(Interface dataset entries)
━━━━━━━━━━━━━━━━━━━━

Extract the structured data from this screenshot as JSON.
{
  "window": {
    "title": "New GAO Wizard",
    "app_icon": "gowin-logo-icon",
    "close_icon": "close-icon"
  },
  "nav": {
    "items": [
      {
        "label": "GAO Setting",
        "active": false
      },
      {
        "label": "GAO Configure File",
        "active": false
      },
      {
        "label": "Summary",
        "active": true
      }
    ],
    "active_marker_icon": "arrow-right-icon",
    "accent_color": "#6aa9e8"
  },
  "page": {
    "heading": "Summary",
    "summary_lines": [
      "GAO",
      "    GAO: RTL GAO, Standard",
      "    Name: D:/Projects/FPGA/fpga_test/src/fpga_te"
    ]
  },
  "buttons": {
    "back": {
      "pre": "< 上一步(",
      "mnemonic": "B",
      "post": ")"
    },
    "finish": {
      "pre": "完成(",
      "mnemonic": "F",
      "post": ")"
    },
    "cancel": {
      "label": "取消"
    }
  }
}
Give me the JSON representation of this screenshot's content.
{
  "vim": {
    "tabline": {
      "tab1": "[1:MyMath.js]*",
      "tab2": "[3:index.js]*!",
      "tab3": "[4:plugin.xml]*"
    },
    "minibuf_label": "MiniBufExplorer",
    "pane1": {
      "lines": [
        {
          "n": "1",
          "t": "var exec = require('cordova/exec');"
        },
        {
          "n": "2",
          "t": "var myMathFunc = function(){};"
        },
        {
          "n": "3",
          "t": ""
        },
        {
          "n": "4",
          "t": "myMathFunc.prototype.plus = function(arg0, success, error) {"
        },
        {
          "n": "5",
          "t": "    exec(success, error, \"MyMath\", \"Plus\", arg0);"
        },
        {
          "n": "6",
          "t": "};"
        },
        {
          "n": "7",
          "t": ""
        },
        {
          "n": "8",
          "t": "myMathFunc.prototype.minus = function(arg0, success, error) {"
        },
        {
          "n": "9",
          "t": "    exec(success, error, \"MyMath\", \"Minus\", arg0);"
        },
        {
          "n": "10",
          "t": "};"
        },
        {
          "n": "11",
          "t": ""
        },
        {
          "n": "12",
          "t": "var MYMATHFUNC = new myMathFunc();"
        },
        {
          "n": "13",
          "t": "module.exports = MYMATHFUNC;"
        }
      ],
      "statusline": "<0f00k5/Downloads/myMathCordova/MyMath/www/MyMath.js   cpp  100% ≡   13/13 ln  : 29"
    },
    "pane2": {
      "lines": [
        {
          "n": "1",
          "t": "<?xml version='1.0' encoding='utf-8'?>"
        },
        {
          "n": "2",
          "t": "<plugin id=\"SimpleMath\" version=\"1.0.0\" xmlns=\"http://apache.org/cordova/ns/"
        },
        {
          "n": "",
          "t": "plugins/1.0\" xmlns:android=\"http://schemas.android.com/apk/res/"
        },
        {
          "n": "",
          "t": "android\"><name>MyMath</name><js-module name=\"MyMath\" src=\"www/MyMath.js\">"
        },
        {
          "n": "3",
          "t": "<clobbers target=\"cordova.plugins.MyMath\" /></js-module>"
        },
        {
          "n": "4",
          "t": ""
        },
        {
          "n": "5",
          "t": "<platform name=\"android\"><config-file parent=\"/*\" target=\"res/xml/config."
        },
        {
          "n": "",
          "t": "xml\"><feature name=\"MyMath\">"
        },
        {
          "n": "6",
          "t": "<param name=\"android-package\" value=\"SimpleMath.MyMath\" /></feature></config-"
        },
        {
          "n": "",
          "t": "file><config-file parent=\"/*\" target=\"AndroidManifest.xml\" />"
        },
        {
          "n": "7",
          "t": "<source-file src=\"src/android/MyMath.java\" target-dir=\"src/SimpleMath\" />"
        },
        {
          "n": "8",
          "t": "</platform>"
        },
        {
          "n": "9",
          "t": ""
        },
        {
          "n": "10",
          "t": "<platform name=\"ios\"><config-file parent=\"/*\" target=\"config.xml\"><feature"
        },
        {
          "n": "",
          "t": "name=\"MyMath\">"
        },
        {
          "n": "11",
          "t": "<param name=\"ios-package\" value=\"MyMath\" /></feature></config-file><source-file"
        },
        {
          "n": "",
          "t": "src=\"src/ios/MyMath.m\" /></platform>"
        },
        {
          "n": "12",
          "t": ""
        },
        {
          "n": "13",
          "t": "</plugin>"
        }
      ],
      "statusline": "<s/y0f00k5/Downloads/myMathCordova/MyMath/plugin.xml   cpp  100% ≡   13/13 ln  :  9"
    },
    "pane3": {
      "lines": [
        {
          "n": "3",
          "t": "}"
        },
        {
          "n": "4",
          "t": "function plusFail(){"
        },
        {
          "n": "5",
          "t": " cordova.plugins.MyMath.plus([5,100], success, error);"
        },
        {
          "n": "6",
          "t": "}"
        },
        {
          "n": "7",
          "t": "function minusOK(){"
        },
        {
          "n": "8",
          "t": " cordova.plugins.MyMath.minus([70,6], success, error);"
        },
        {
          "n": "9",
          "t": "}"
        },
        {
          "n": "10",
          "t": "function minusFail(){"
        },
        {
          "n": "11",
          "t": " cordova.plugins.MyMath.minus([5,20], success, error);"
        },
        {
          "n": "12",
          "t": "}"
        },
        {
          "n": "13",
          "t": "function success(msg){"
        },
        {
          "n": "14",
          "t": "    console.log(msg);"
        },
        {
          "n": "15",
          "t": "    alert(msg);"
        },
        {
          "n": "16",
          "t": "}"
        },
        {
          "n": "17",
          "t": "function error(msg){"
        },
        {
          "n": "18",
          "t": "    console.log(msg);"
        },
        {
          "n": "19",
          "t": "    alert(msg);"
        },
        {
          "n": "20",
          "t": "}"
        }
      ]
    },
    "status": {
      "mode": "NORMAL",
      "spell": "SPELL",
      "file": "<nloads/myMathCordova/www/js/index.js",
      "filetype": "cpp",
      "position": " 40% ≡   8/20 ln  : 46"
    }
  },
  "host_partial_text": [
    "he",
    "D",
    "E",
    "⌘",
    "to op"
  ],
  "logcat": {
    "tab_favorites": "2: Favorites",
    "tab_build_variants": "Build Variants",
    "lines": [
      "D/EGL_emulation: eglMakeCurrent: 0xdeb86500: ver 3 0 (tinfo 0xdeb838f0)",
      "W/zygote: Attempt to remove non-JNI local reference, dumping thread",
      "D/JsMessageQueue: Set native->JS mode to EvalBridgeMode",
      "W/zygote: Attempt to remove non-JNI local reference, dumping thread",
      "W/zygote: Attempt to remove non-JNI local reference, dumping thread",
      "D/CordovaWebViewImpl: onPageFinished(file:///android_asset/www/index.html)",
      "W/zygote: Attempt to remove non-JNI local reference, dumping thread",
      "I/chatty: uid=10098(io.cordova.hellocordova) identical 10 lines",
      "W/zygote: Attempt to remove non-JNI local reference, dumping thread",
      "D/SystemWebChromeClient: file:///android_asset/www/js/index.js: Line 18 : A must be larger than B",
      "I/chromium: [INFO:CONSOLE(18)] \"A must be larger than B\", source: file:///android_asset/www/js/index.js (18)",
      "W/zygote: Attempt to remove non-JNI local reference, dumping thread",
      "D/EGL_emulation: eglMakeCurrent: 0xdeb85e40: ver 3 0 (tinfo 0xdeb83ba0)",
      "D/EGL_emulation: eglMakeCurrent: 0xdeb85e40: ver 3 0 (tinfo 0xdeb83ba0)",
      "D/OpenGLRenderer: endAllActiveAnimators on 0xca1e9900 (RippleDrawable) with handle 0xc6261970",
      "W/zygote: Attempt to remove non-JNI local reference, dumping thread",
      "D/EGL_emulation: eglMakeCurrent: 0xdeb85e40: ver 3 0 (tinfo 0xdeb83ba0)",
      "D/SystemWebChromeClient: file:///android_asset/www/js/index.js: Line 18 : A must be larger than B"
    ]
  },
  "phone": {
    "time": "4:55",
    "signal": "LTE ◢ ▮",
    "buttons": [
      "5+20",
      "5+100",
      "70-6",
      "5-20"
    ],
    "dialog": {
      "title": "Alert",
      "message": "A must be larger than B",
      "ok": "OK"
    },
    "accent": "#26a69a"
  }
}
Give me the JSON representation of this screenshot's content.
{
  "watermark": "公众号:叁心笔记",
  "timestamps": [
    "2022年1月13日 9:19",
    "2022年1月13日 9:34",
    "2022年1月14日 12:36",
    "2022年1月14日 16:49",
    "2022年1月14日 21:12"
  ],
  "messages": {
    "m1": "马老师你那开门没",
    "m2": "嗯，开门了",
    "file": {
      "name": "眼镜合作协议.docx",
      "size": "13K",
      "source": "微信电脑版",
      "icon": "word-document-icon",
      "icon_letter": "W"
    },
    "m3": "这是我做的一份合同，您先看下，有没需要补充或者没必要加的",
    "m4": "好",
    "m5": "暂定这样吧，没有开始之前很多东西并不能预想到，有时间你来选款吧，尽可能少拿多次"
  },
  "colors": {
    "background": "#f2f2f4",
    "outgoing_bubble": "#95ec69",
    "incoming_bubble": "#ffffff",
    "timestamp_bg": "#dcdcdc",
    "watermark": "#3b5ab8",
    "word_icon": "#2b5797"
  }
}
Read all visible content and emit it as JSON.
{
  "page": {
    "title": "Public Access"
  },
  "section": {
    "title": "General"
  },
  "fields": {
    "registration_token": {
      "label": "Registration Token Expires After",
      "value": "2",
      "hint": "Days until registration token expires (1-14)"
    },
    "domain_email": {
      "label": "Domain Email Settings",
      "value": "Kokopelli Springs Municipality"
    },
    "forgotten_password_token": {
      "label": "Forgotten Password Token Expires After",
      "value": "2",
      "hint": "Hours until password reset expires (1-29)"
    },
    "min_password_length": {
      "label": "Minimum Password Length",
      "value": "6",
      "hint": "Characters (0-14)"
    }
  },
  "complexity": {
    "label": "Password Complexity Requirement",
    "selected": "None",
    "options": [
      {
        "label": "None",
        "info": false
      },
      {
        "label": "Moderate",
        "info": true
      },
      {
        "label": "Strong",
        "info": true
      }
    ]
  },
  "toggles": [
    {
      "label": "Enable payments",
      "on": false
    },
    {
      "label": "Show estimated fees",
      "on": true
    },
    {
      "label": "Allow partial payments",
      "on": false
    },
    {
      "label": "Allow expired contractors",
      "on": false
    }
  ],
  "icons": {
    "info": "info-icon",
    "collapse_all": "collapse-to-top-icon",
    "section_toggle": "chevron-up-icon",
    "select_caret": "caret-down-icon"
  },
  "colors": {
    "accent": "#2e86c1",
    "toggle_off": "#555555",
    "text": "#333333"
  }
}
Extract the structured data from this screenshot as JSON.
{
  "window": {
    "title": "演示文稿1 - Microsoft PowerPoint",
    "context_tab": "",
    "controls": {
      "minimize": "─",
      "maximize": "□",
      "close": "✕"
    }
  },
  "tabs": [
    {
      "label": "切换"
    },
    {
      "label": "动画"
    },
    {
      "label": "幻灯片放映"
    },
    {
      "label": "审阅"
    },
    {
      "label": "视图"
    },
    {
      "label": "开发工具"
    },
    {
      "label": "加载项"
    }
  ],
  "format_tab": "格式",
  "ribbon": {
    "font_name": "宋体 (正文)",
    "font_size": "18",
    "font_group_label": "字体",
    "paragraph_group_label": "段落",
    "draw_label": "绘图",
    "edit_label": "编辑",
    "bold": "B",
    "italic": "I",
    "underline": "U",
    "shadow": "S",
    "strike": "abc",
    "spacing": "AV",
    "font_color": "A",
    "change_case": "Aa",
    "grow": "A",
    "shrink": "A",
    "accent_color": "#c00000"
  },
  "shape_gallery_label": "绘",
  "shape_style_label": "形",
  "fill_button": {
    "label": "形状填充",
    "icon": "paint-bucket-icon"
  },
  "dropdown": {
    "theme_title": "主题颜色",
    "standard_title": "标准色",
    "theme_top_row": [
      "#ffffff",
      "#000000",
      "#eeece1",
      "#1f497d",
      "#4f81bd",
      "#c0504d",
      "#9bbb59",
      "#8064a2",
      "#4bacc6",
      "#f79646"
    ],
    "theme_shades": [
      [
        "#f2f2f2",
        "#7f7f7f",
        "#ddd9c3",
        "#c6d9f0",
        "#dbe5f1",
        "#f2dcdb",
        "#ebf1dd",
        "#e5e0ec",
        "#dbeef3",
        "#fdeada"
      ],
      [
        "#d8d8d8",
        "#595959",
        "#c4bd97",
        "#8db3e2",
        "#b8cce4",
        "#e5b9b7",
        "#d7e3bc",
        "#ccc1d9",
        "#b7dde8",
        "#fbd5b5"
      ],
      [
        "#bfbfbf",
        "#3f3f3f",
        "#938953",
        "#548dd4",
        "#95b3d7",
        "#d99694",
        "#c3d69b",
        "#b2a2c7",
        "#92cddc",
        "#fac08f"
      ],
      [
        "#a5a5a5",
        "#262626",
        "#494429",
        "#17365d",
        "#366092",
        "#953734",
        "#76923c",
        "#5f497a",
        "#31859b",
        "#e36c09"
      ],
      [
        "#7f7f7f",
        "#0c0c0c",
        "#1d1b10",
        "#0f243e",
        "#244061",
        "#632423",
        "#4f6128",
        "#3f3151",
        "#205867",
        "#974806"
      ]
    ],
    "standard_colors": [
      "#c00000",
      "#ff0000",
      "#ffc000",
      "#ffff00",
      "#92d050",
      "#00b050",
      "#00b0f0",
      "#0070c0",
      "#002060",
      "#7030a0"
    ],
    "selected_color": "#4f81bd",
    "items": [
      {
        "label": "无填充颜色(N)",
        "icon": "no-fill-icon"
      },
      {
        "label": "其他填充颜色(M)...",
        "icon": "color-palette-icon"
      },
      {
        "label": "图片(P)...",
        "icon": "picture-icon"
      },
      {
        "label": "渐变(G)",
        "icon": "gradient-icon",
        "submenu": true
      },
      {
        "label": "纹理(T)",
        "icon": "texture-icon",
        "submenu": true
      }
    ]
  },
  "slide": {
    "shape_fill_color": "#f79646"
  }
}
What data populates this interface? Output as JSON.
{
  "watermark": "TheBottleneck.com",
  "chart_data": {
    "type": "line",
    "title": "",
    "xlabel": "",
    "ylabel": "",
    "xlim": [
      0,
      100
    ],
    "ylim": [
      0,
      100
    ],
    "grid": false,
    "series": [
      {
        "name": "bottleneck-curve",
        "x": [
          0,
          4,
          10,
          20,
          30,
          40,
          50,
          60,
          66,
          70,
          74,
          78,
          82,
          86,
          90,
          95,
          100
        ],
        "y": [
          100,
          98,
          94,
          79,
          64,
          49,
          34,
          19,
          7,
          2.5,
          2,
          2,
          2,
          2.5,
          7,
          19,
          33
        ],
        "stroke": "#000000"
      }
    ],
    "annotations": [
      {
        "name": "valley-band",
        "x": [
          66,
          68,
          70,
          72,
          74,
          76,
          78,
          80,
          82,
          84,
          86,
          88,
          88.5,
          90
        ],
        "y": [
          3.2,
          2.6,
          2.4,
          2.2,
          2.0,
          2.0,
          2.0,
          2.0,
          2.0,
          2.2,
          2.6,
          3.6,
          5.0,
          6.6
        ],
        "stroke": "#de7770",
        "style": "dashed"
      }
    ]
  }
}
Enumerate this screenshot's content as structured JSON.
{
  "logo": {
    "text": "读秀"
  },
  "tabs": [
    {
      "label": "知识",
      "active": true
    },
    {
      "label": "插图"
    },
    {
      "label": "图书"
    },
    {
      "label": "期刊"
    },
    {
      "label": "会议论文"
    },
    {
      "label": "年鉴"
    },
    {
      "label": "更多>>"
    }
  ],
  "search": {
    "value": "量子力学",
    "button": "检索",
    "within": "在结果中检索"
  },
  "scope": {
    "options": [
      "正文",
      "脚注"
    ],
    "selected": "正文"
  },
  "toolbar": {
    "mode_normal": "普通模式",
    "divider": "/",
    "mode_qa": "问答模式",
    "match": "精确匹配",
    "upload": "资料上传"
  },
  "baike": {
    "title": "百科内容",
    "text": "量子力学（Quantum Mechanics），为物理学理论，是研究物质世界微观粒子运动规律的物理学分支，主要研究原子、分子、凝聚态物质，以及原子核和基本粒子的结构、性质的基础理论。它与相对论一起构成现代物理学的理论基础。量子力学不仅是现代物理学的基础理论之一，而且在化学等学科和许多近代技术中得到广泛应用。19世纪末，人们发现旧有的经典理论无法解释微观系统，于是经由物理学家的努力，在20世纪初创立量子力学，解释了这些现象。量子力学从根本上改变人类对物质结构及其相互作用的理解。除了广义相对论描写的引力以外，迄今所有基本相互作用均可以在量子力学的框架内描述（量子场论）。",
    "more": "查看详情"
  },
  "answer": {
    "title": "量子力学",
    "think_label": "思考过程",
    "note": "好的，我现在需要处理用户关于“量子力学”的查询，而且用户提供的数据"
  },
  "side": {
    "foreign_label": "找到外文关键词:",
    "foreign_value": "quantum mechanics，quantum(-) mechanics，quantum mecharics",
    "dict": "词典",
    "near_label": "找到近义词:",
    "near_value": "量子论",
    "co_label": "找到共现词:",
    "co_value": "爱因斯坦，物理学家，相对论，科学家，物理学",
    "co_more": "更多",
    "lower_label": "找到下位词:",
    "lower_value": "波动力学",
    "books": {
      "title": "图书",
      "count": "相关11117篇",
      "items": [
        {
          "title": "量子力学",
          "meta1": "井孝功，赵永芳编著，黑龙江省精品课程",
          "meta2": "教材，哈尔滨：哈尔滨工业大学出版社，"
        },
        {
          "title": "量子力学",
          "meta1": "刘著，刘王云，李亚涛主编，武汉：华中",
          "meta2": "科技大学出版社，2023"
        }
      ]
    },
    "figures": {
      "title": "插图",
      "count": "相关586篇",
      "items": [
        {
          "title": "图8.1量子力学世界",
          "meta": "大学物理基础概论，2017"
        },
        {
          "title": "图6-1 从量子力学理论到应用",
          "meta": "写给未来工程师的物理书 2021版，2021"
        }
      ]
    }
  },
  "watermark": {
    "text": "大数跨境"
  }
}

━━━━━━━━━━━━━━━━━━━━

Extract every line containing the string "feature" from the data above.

          "t": "xml\"><feature name=\"MyMath\">"
          "t": "<param name=\"android-package\" value=\"SimpleMath.MyMath\" /></feature></config-"
          "t": "<platform name=\"ios\"><config-file parent=\"/*\" target=\"config.xml\"><feature"
          "t": "<param name=\"ios-package\" value=\"MyMath\" /></feature></config-file><source-file"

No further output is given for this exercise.